Join Ryan Hewitt for an in-depth discussion in this video Starting with kick drum inside and front mics, part of Drum Mixing: Techniques.
- So when I build a drum mix, I usually start at the bottom and go to the top. That means starting with the kick drum, working up to the snare drum, cymbals, the toms, the ambient mics, and then the stunt mics. Again, there's no real rules to this. Sometimes I'll start with the ambient mics if I want an ambient based sound for my drums. In this song, however, we need a real tight, punchy, focused sound. So I'm gonna start with those close mics and work my way up to the cymbals, and then maybe the ambience mics if we need them. I'm gonna work through the techniques that I like to use on a daily basis, and we'll see what works for this song.
So let's get started with the kick drum, shall we? All right. (drum music) So what I do in a case like this is I just listen to what I'm given for the bass drum. In this case, I got a nice clicky inside mic and a nice boomy outside mic.
Now the combination of those have to give us exactly that: click, boom, and tone. So finding the balance between those two mics, accentuating what they're giving us, and then maybe squeezing them a little bit to make them a little more impactful is what we'll try. (drum music) The inside, maybe a little bit too much click, not enough tone.
I gave it a little bit more on the bottom end, 70 some hertz. Took out a little bit of boxiness around 300 and something. And added a little more lower snap in the 1K5, 2K region, just to give a little bit more of that. So you can feel already we got a lot more impact happening on that bass drum. So let's press on.
(drum music) So using the expander, I can clean up the sound of that kick drum a little bit and make it a little more isolated, a little punchier, and just give it some more slam, as they call it. So just a little more impact.
By squeezing it with that compressor, I got it around three to one, four to one, just to round that off a little bit and make the hits really consistent and just punchy. (drum music) What I was AB-ing there was putting the compressor before the EQ or after the EQ.
Now there's different philosophies for doing this.

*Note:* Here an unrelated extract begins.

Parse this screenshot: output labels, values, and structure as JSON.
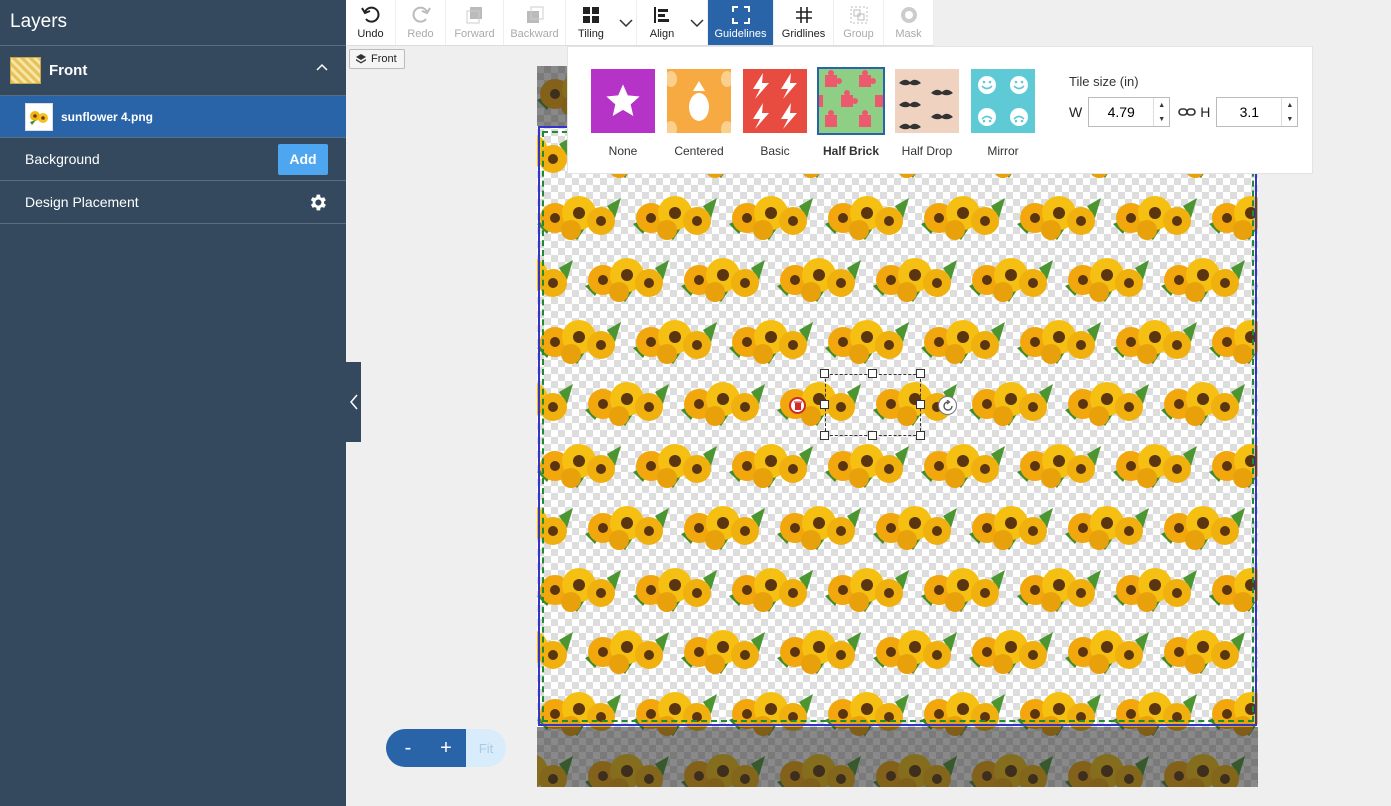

Sometimes you wanna sculpt the sound and then smash it. Other times, you wanna smash it and then sculpt it. It entirely depends on the reaction, really, of the compressor to the EQ that you're trying to do. Now the way I think about it is that if you EQ it and then compress it, you are putting it inside a box and containing it, right? Now if you compress it and then EQ it, you are able to sculpt the dynamics of the sound and then sculpt the frequency content of the sound, and the two are independent.
But if you put the compressor after the EQ, whatever you do to the equalizer is going to then affect the compressor. So it's something to sort of think about when you're setting up your processing chains. Is it night and day? Is it the end of the world to do it one way or the other? Not necessarily, but when you think about what you're trying to achieve with that EQ and compressor, it'll dawn on you which order it really needs to go in. So I change it up a lot, but it depends entirely upon the application. So something to think about when you do your patching. You'll see me do a few different things as we go along with these drums.
But generally, on drums, I compress it and then EQ it. Most of the times it works out for me. But we'll see as we go down the line what order that sticks in. So now we'll check out the outside kick drum mic and see what we can do with that. Sometimes you need to use outboard gear to get your sound, so I've gone ahead and patched in an EQ and a compressor, so we'll see how that sounds. (drum music) Whoo, it sounds loud. Sometimes the EQs and compressors in the console in front of you are not going to give you what you want, so you patch in some outboard gear.
In this case, I've got a vintage DBX 160 VU compressor and an API 560 equalizer. These are two of my favorite processing units on kick drum, and these guys will give me a different tone and shape than the console EQ and compressor. With that outboard compressor, I was able to get a little bit more smack out of that outside kick drum mic 'cause basically it was just kind of tone, you know, a lot of low end, but we got back a little bit more snap out of if that works with the inside kick drum mic.
- Ryan's philosophy of mixing
- Checking phase before building the mix
- Panning and creating stereo image and depth of field
- Building detailed sounds for each drum
- Creating groove by balancing inputs
- Adding parallel compression, distortion, and reverb